The Ev.-Lut. Church prohibited only marriage between the nearest relatives: siblings, half-siblings, parents/children, stepparents/stepchildren, parents-in-law/children-in-law and grandparents/grandchildren. It was not possible to marry an aunt, and special permission of the Consistory was necessary to marry an uncle The cousins could marry without any restrictions. The ecclesiastic relatives were unknown in this Church so no problems for them. The marriage of adopters and adoptees was not allowed.

I do not know the rules for Catholics, but I suppose they followed the rules similar to those of Lutherans, at least among my Catholics relatives a marriage of cousins is known.

In all of the above discussed cases the blood relatives were considered biologically i.e. illegitimate children were excluded from marriages with their real relatives (if known).

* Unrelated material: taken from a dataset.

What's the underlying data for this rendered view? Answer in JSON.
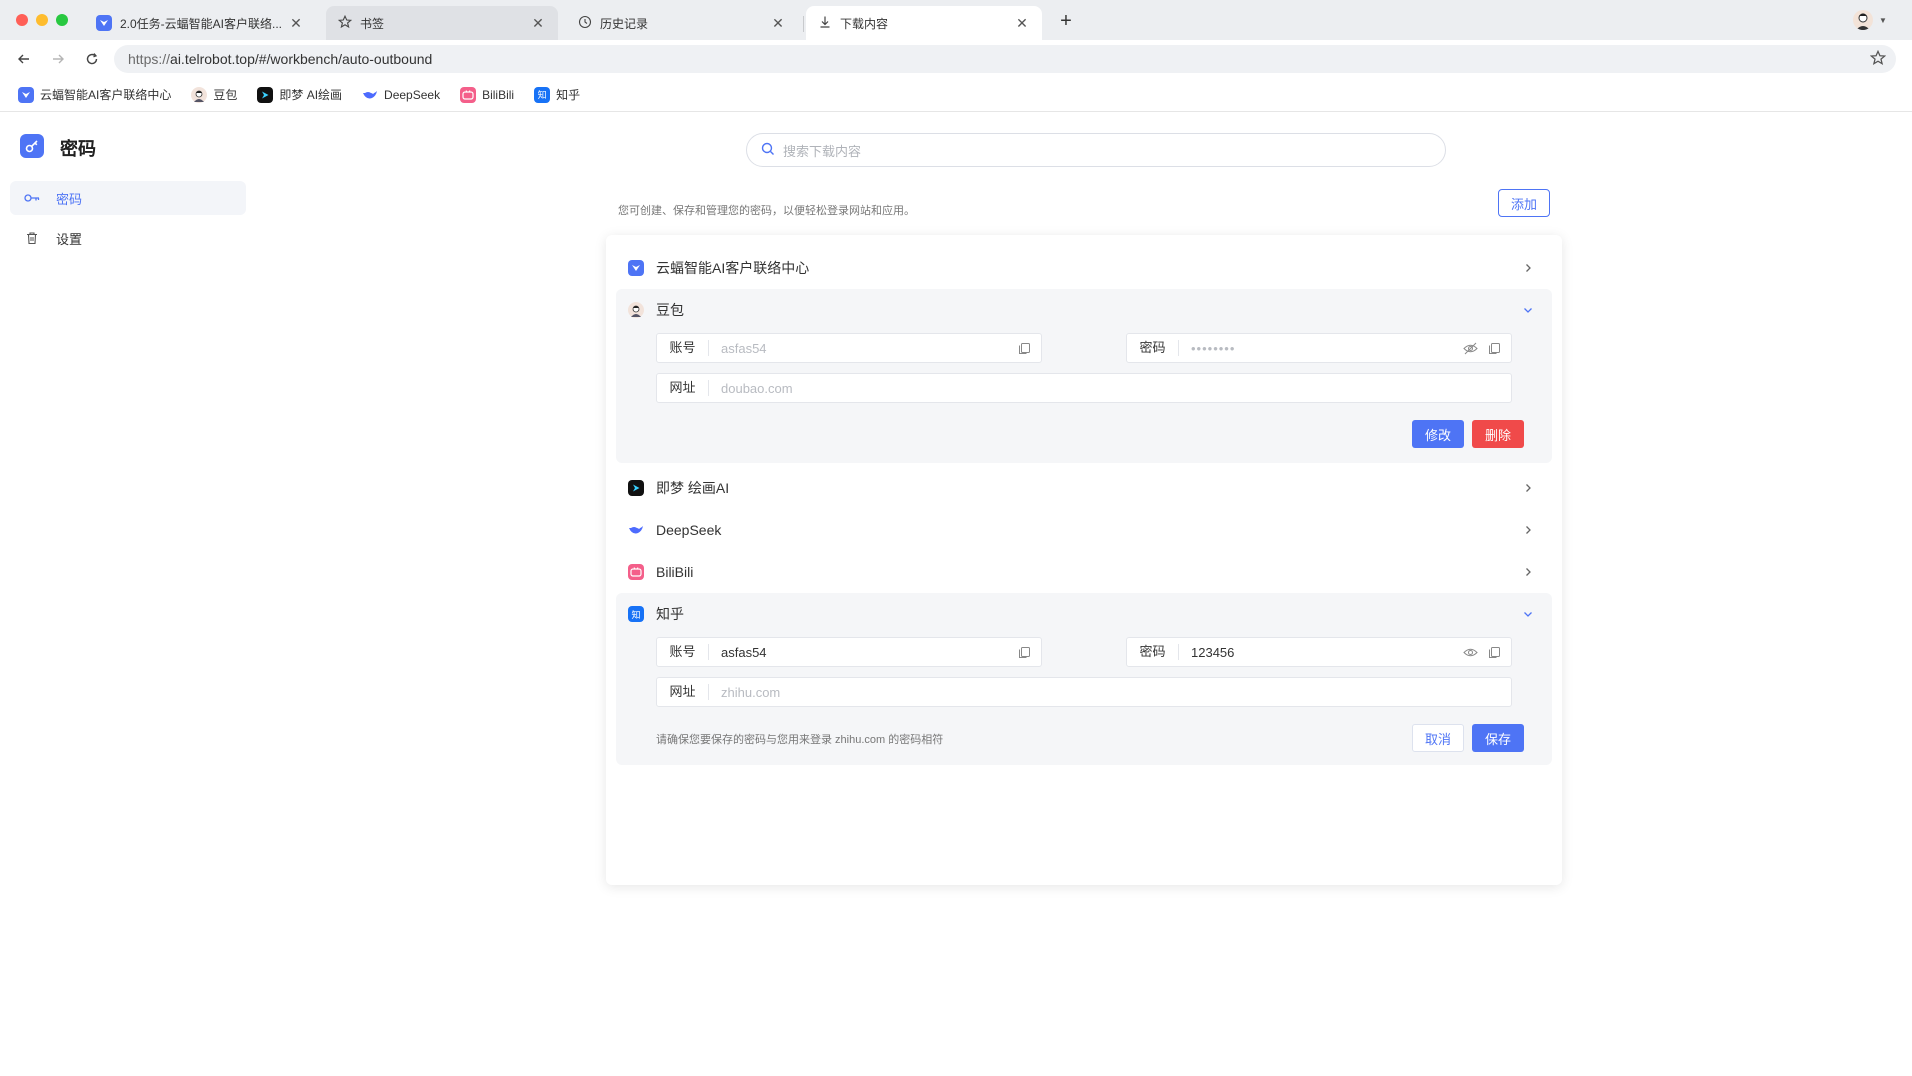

Jewish rules of the marriages between relatives practically coincide with the rules of Lutherans. For more details one may consult their Commandments.

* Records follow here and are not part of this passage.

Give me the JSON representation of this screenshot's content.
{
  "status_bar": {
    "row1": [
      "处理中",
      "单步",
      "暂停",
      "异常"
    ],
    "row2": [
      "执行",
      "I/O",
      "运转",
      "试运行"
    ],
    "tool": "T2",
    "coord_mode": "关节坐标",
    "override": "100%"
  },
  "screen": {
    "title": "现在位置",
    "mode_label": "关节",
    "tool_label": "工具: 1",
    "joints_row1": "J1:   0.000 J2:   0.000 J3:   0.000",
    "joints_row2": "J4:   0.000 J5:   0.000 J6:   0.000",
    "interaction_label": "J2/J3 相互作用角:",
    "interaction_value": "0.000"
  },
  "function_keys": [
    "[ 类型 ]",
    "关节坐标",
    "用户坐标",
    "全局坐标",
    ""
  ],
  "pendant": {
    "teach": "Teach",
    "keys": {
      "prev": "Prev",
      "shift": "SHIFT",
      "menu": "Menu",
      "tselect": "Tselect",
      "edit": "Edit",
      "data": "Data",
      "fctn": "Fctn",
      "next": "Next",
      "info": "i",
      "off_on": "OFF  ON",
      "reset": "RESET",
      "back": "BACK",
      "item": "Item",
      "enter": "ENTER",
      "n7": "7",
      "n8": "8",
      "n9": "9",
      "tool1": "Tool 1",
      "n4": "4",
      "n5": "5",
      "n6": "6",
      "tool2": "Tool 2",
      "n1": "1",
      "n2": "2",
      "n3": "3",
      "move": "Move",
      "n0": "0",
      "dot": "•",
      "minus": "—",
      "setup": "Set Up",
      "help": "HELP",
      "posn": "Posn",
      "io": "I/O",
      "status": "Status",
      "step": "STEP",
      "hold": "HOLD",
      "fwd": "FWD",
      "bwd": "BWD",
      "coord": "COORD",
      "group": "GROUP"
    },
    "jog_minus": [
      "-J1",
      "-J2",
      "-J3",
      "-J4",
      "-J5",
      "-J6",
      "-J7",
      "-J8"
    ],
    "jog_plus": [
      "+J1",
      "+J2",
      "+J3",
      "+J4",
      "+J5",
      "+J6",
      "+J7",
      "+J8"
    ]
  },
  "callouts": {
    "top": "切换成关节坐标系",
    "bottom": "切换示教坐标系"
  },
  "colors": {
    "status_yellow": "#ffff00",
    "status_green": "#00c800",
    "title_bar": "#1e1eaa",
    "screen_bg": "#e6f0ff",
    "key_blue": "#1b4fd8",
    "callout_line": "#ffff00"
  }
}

Cross-religious marriages

The people belonging to the Russian Orthodox Church could marry only other Christians except the Old-believers. In case of cross-religious marriage the non-Orthodox part signed special promise that he/she will bring up the eventual children as Orthodox. Since 1905, when the conversion from Orthodox religion to other religions was allowed, the requirement not to persuade the spouse to leave the Orthodox religion was included in the promise. The proclamations should have taken place in the both churches, but only the Orthodox Priest had the right to join the couple in matrimony. In the time period 1865-1885 the signing of the above mentioned promise was not obligatory in the Baltic provinces.

The Catholics were allowed to marry only other Christians without exceptions.

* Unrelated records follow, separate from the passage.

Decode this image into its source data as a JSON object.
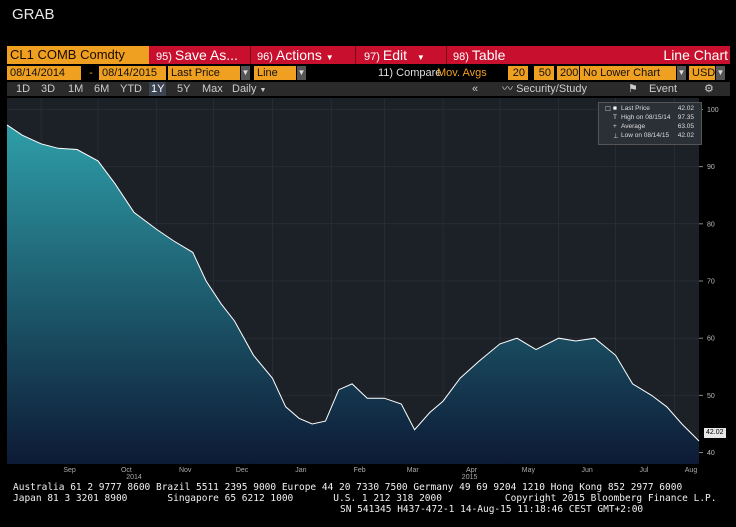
{
  "window": {
    "title": "GRAB"
  },
  "toolbar": {
    "ticker": "CL1 COMB Comdty",
    "save": {
      "num": "95)",
      "label": "Save As..."
    },
    "actions": {
      "num": "96)",
      "label": "Actions"
    },
    "edit": {
      "num": "97)",
      "label": "Edit"
    },
    "table": {
      "num": "98)",
      "label": "Table"
    },
    "chart_type": "Line Chart"
  },
  "settings": {
    "start_date": "08/14/2014",
    "dash": "-",
    "end_date": "08/14/2015",
    "field": "Last Price",
    "style": "Line",
    "compare_num": "11)",
    "compare_label": "Compare",
    "mov_avgs": "Mov. Avgs",
    "ma1": "20",
    "ma2": "50",
    "ma3": "200",
    "lower_chart": "No Lower Chart",
    "currency": "USD"
  },
  "ranges": {
    "items": [
      "1D",
      "3D",
      "1M",
      "6M",
      "YTD",
      "1Y",
      "5Y",
      "Max"
    ],
    "selected": "1Y",
    "frequency": "Daily",
    "collapse": "«",
    "security_study": "Security/Study",
    "event": "Event"
  },
  "legend": {
    "last_price_label": "Last Price",
    "last_price_value": "42.02",
    "high_label": "High on 08/15/14",
    "high_value": "97.35",
    "average_label": "Average",
    "average_value": "63.05",
    "low_label": "Low on 08/14/15",
    "low_value": "42.02"
  },
  "chart_data": {
    "type": "area",
    "series": [
      {
        "name": "Last Price",
        "x": [
          "2014-08-14",
          "2014-08-22",
          "2014-09-01",
          "2014-09-10",
          "2014-09-20",
          "2014-10-01",
          "2014-10-10",
          "2014-10-20",
          "2014-11-01",
          "2014-11-10",
          "2014-11-20",
          "2014-11-27",
          "2014-12-05",
          "2014-12-12",
          "2014-12-22",
          "2015-01-01",
          "2015-01-08",
          "2015-01-15",
          "2015-01-22",
          "2015-01-29",
          "2015-02-05",
          "2015-02-12",
          "2015-02-20",
          "2015-03-01",
          "2015-03-10",
          "2015-03-17",
          "2015-03-25",
          "2015-04-01",
          "2015-04-10",
          "2015-04-20",
          "2015-05-01",
          "2015-05-10",
          "2015-05-20",
          "2015-06-01",
          "2015-06-10",
          "2015-06-20",
          "2015-07-01",
          "2015-07-10",
          "2015-07-20",
          "2015-07-28",
          "2015-08-05",
          "2015-08-14"
        ],
        "values": [
          97.3,
          95.5,
          94,
          93.2,
          93,
          91,
          87,
          82,
          79,
          77,
          75,
          70,
          66,
          63,
          57,
          53,
          48,
          46,
          45,
          45.5,
          51,
          52,
          49.5,
          49.5,
          48.5,
          44,
          47,
          49,
          53,
          56,
          59,
          60,
          58,
          60,
          59.5,
          60,
          57,
          52,
          50,
          48,
          45,
          42.02
        ]
      }
    ],
    "y_ticks": [
      "100",
      "90",
      "80",
      "70",
      "60",
      "50",
      "40"
    ],
    "ylim": [
      38,
      102
    ],
    "x_ticks": [
      "Sep",
      "Oct",
      "Nov",
      "Dec",
      "Jan",
      "Feb",
      "Mar",
      "Apr",
      "May",
      "Jun",
      "Jul",
      "Aug"
    ],
    "year_labels": [
      "2014",
      "2015"
    ],
    "last_value_label": "42.02",
    "grid": true,
    "legend_position": "top-right",
    "colors": {
      "area_top": "#2e9ea8",
      "area_bottom": "#0d1a35",
      "line": "#ffffff",
      "background": "#1c2128"
    }
  },
  "footer": {
    "line1": "Australia 61 2 9777 8600 Brazil 5511 2395 9000 Europe 44 20 7330 7500 Germany 49 69 9204 1210 Hong Kong 852 2977 6000",
    "line2": "Japan 81 3 3201 8900       Singapore 65 6212 1000       U.S. 1 212 318 2000           Copyright 2015 Bloomberg Finance L.P.",
    "line3": "SN 541345 H437-472-1 14-Aug-15 11:18:46 CEST GMT+2:00"
  }
}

The Lutherans, unlike the Orthodox and the Catholics, tolerated marriages between Lutherans and non-Christians i.e. Jews or Muslims, but permission of the parents of both parts and permission of the Consistory was obligatory for this kind of marriage. K.Ducmanis /Ducmanis/ mentioned a case when a young Orthodox fellow converted to Lutheran Church (after 1905 when it became possible) in order to marry a Jewish girl. The Judaism does not accept marriages between Jews and Christians, but, as far as I understand, the children of the above mentioned Jewish girl, if they were not baptized, should be considered Jewish as the children of a Jewish mother, but the Law insisted they had to be baptized. The children of a Jewish father, if their mother is not Jewish, are not Jewish according to the principles of Judaism.

The special rules existed for marriages between Lutherans and Catholics in some provinces including Vitebskas province that contained Latgale. The wedding took place in the church of the bride, the sons were baptized in the religion of the father, the daughters in the religion of the mother, if the marriage contract did not provide another procedure.


© Bruno Martuz‚ns. 1995-2002